Scientists from the UK and USA have used the intense X-rays generated at Diamond Light Source to gain important insights into how target molecules in skin cancer treatment can become resistant to drugs designed to fight the cancer, leading to ineffective treatment. Their results are published today in Nature.
In a developing embryo, a group of proteins known as the ‘hedgehog pathway’ send signals that help cells to grow in the right place and in the right way – these proteins can also control the growth of blood vessels and nerves. In adults, hedgehog pathway proteins are not usually active. But in some people, changes in a gene can switch them on, potentially leading to the growth of skin cancer and other types of cancer.

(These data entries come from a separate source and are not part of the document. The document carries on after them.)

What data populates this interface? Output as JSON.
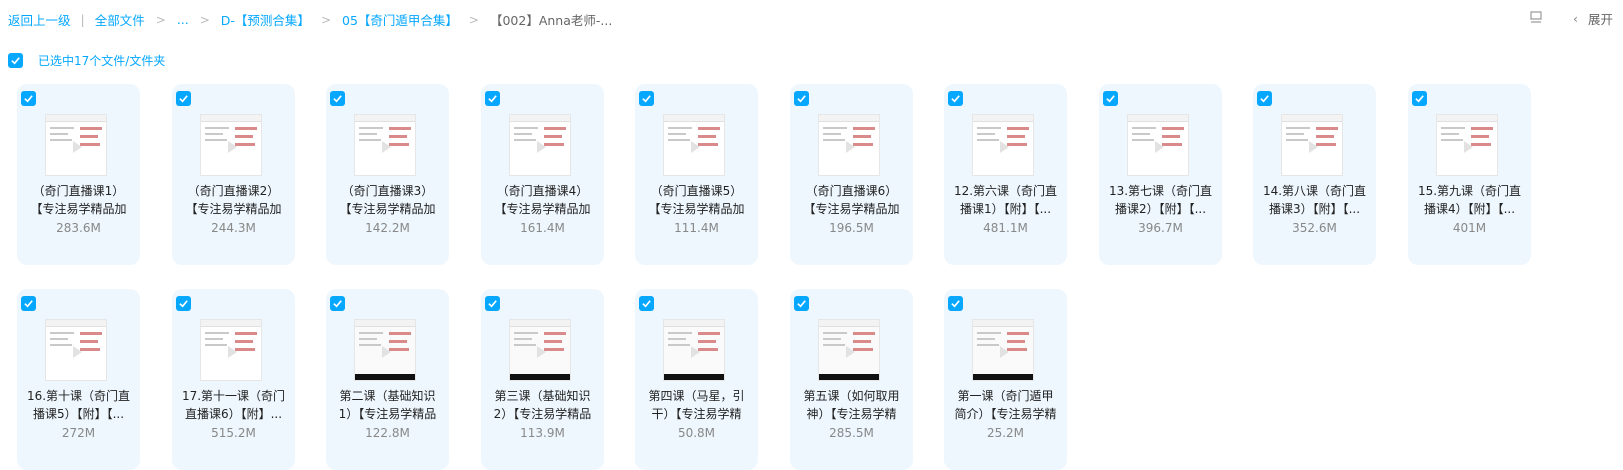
{
  "toolbar": {
    "back": "返回上一级",
    "divider": "|",
    "crumbs": [
      "全部文件",
      "...",
      "D-【预测合集】",
      "05【奇门遁甲合集】",
      "【002】Anna老师-..."
    ],
    "expand_label": "展开",
    "icons": [
      "list-view-icon",
      "chevron-left-icon"
    ]
  },
  "selection": {
    "label": "已选中17个文件/文件夹",
    "checked": true
  },
  "accent_color": "#06a7ff",
  "files": [
    {
      "line1": "（奇门直播课1）",
      "line2": "【专注易学精品加",
      "size": "283.6M"
    },
    {
      "line1": "（奇门直播课2）",
      "line2": "【专注易学精品加",
      "size": "244.3M"
    },
    {
      "line1": "（奇门直播课3）",
      "line2": "【专注易学精品加",
      "size": "142.2M"
    },
    {
      "line1": "（奇门直播课4）",
      "line2": "【专注易学精品加",
      "size": "161.4M"
    },
    {
      "line1": "（奇门直播课5）",
      "line2": "【专注易学精品加",
      "size": "111.4M"
    },
    {
      "line1": "（奇门直播课6）",
      "line2": "【专注易学精品加",
      "size": "196.5M"
    },
    {
      "line1": "12.第六课（奇门直",
      "line2": "播课1）【附】【...",
      "size": "481.1M"
    },
    {
      "line1": "13.第七课（奇门直",
      "line2": "播课2）【附】【...",
      "size": "396.7M"
    },
    {
      "line1": "14.第八课（奇门直",
      "line2": "播课3）【附】【...",
      "size": "352.6M"
    },
    {
      "line1": "15.第九课（奇门直",
      "line2": "播课4）【附】【...",
      "size": "401M"
    },
    {
      "line1": "16.第十课（奇门直",
      "line2": "播课5）【附】【...",
      "size": "272M"
    },
    {
      "line1": "17.第十一课（奇门",
      "line2": "直播课6）【附】...",
      "size": "515.2M"
    },
    {
      "line1": "第二课（基础知识",
      "line2": "1）【专注易学精品",
      "size": "122.8M"
    },
    {
      "line1": "第三课（基础知识",
      "line2": "2）【专注易学精品",
      "size": "113.9M"
    },
    {
      "line1": "第四课（马星，引",
      "line2": "干）【专注易学精",
      "size": "50.8M"
    },
    {
      "line1": "第五课（如何取用",
      "line2": "神）【专注易学精",
      "size": "285.5M"
    },
    {
      "line1": "第一课（奇门遁甲",
      "line2": "简介）【专注易学精",
      "size": "25.2M"
    }
  ]
}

A type of anti-cancer drugs known as ‘hedgehog pathway blockers’ are designed to switch off these proteins so as to stop the growth of the cancer. However in some instances, the proteins can develop resistance to these drugs, so that the treatment no longer works.
But now, scientists from Oxford, Diamond, Stanford and St. Louis have revealed the structure of a complex molecule – known as the Smoothened protein receptor – which plays an important signalling role in the hedgehog pathway. It is this protein that the anti-cancer drug, ‘vismodegib’ acts on to switch off the hedgehog pathway and prevents cancer growth.
Structure of human Smoothened bound to cholesterol.
Blue: cysteine-rich ectodomain. Pink: juxtamembrane linker domain. Orange: hepta-helical transmembrane domain
Using cutting-edge scientific techniques, the group were also able to observe the way in which the molecule mutates so as to prevent the anti-cancer drug from binding with it – rendering the treatment useless.
Prof Christian Siebold, from the Division of Structural Biology (STRUBI) at the University of Oxford, explains the significance of the findings: “We are extremely excited by our results because the Smoothened molecule is a very unusual protein and it was technically very challenging to determine its crystal structure. Beyond this, we managed to see how the molecule changes and mutates to prevent the anti-cancer drug, vismodegib, from binding.”
This research was funded by Cancer Research UK, the US National Institutes of Health and the Wellcome Trust.
Dr Emma Smith, Cancer Research UK’s science information manager, said: “By revealing the precise shape of the molecule that vismodegib acts on, this research could lead to new ways of tackling skin cancers that become resistant to the drug. It could also stimulate new research into more effective treatments to destroy cancers driven by these faulty molecules.”
To gain their results, the team made use of complementary techniques at Diamond. The Microfocus Crystallography beamline I24
, enabled them to work with very small crystal samples of the Smoothened molecule. It took some 10 sessions of data collection to gather enough information to build up the entire structure of the molecule. When it came to seeing the structural changes of the Smoothened molecule, and the impact these changes had on the ability of small molecules to bind to it, Diamond’s High Throughput Small Angle Scattering (SAXS) beamline B21
came into play.
Dr Robert Rambo, Principal Beamline Scientist for B21, said: “This research demonstrates how SAXS experiments can reveal differences in molecular states that cannot be observed by traditional X-ray crystallography. This research shows SAXS can be a powerful drug discovery tool for membrane proteins and if we can grow our knowledge of structural changes in membrane proteins such as this one, we can advance new drugs that can potentially remain effective despite these changes.”
Dr Robert Rambo